The origin of Stonehenge has long been debated by scholars, but a new theory about the prehistoric British monument literally turns most conventional thinking upside down. Rather than digging through the structure’s foundations, scholars should instead be looking upward, according to British historian and art critic Julian Spalding, who is arguing that Stonehenge was actually “an ancient Mecca on stilts.”
“We’ve been looking at Stonehenge the wrong way: from the earth, which is very much a 20th-century viewpoint,” Spalding told the Guardian in an interview on Sunday. “In early times, no spiritual ceremonies would have been performed on the ground. The pharaoh of Egypt and the emperor of China were always carried -- as the pope used to be. The feet of holy people were not allowed to touch the ground.”

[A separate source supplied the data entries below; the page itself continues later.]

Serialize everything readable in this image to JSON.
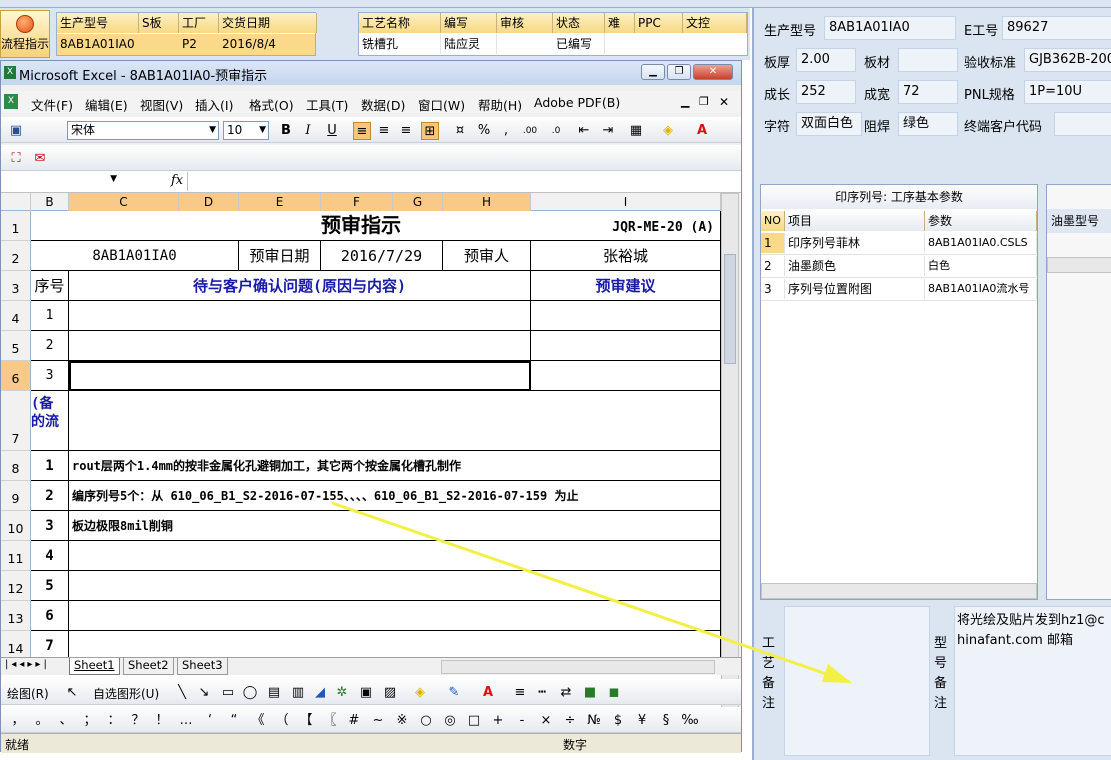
{
  "bg_app": {
    "flow_button_label": "流程指示",
    "order_grid": {
      "headers": [
        "生产型号",
        "S板",
        "工厂",
        "交货日期"
      ],
      "row": [
        "8AB1A01IA0",
        "",
        "P2",
        "2016/8/4"
      ]
    },
    "process_grid": {
      "headers": [
        "工艺名称",
        "编写",
        "审核",
        "状态",
        "难",
        "PPC",
        "文控"
      ],
      "row": [
        "铣槽孔",
        "陆应灵",
        "",
        "已编写",
        "",
        "",
        ""
      ]
    }
  },
  "excel": {
    "window_title": "Microsoft Excel - 8AB1A01IA0-预审指示",
    "menus": [
      "文件(F)",
      "编辑(E)",
      "视图(V)",
      "插入(I)",
      "格式(O)",
      "工具(T)",
      "数据(D)",
      "窗口(W)",
      "帮助(H)",
      "Adobe PDF(B)"
    ],
    "font_name": "宋体",
    "font_size": "10",
    "fx_label": "fx",
    "columns": [
      "B",
      "C",
      "D",
      "E",
      "F",
      "G",
      "H",
      "I"
    ],
    "rows": [
      "1",
      "2",
      "3",
      "4",
      "5",
      "6",
      "7",
      "8",
      "9",
      "10",
      "11",
      "12",
      "13",
      "14"
    ],
    "sheet": {
      "title": "预审指示",
      "doc_code": "JQR-ME-20 (A)",
      "model": "8AB1A01IA0",
      "review_date_label": "预审日期",
      "review_date": "2016/7/29",
      "reviewer_label": "预审人",
      "reviewer": "张裕城",
      "seq_label": "序号",
      "issue_header": "待与客户确认问题(原因与内容)",
      "suggest_header": "预审建议",
      "issue_rows": [
        "1",
        "2",
        "3"
      ],
      "section_label_1": "(备",
      "section_label_2": "的流",
      "notes": [
        {
          "no": "1",
          "text": "rout层两个1.4mm的按非金属化孔避铜加工，其它两个按金属化槽孔制作"
        },
        {
          "no": "2",
          "text": "编序列号5个：从 610_06_B1_S2-2016-07-155、、、、610_06_B1_S2-2016-07-159 为止"
        },
        {
          "no": "3",
          "text": "板边极限8mil削铜"
        },
        {
          "no": "4",
          "text": ""
        },
        {
          "no": "5",
          "text": ""
        },
        {
          "no": "6",
          "text": ""
        },
        {
          "no": "7",
          "text": ""
        }
      ]
    },
    "sheet_tabs": [
      "Sheet1",
      "Sheet2",
      "Sheet3"
    ],
    "drawing_toolbar": {
      "draw": "绘图(R)",
      "autoshape": "自选图形(U)"
    },
    "symbols": [
      "，",
      "。",
      "、",
      "；",
      "：",
      "？",
      "！",
      "…",
      "‘",
      "“",
      "《",
      "（",
      "【",
      "〖",
      "#",
      "~",
      "※",
      "○",
      "◎",
      "□",
      "+",
      "-",
      "×",
      "÷",
      "№",
      "$",
      "¥",
      "§",
      "‰"
    ],
    "status_ready": "就绪",
    "status_num": "数字"
  },
  "right_panel": {
    "fields": [
      {
        "label": "生产型号",
        "value": "8AB1A01IA0"
      },
      {
        "label": "E工号",
        "value": "89627"
      },
      {
        "label": "板厚",
        "value": "2.00"
      },
      {
        "label": "板材",
        "value": ""
      },
      {
        "label": "验收标准",
        "value": "GJB362B-200"
      },
      {
        "label": "成长",
        "value": "252"
      },
      {
        "label": "成宽",
        "value": "72"
      },
      {
        "label": "PNL规格",
        "value": "1P=10U"
      },
      {
        "label": "字符",
        "value": "双面白色"
      },
      {
        "label": "阻焊",
        "value": "绿色"
      },
      {
        "label": "终端客户代码",
        "value": ""
      }
    ],
    "param_table": {
      "caption": "印序列号: 工序基本参数",
      "headers": [
        "NO",
        "项目",
        "参数"
      ],
      "rows": [
        [
          "1",
          "印序列号菲林",
          "8AB1A01IA0.CSLS"
        ],
        [
          "2",
          "油墨颜色",
          "白色"
        ],
        [
          "3",
          "序列号位置附图",
          "8AB1A01IA0流水号"
        ]
      ]
    },
    "ink_header": "油墨型号",
    "process_notes_label": "工艺备注",
    "model_notes_label": "型号备注",
    "model_notes_text": "将光绘及贴片发到hz1@chinafant.com 邮箱"
  }
}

The historian is instead suggesting that the giant stone monoliths could have supported an elevated altar where worshippers would have gathered for sacred ceremonies. “All the great raised altars of the past suggest that the people who built Stonehenge would never have performed celestial ceremonies on the lowly earth,” he said.
While the new theory has been met with some skepticism, some experts have tried to keep an open mind. "There could be something in it. There is a possibility, of course. Anything new and worthwhile about Stonehenge is well worth looking into, but with care and consideration," archaeologist Aubrey Burl told the Guardian.
Spalding’s theory is a major departure from much of the traditional thinking about the origin of the structure, which is England’s most famous prehistoric monument. It has long speculated that the monument was used by ancient worshippers to celebrate the solstice due to the structure’s alignment with the sunset during the winter solstice and sunrise during the summer solstice. Nearby archaeological evidence shows that pigs may have been slaughtered during December and January, possibly for a religious feast, according to Live Science.
A more recent theory based on radiocarbon dating suggests that the site was primarily used as a cemetery for a prehistoric dynasty, according to National Geographic. A study of human remains around the monument found that people were buried at the site from about 3000 B.C., which predates the estimated erection of the stones by about 500 years.
Regardless of the true nature of the monument, the mystery has done its part to spur tourism to the site. Visitor numbers to Stonehenge have increased by 8.4 percent to more than 1.34 million visits, according to figures released Monday by the UK’s Association of Leading Visitor Attractions. The monument is a Unesco World Heritage site and is considered to be one of the most architecturally sophisticated prehistoric stone circles in the world.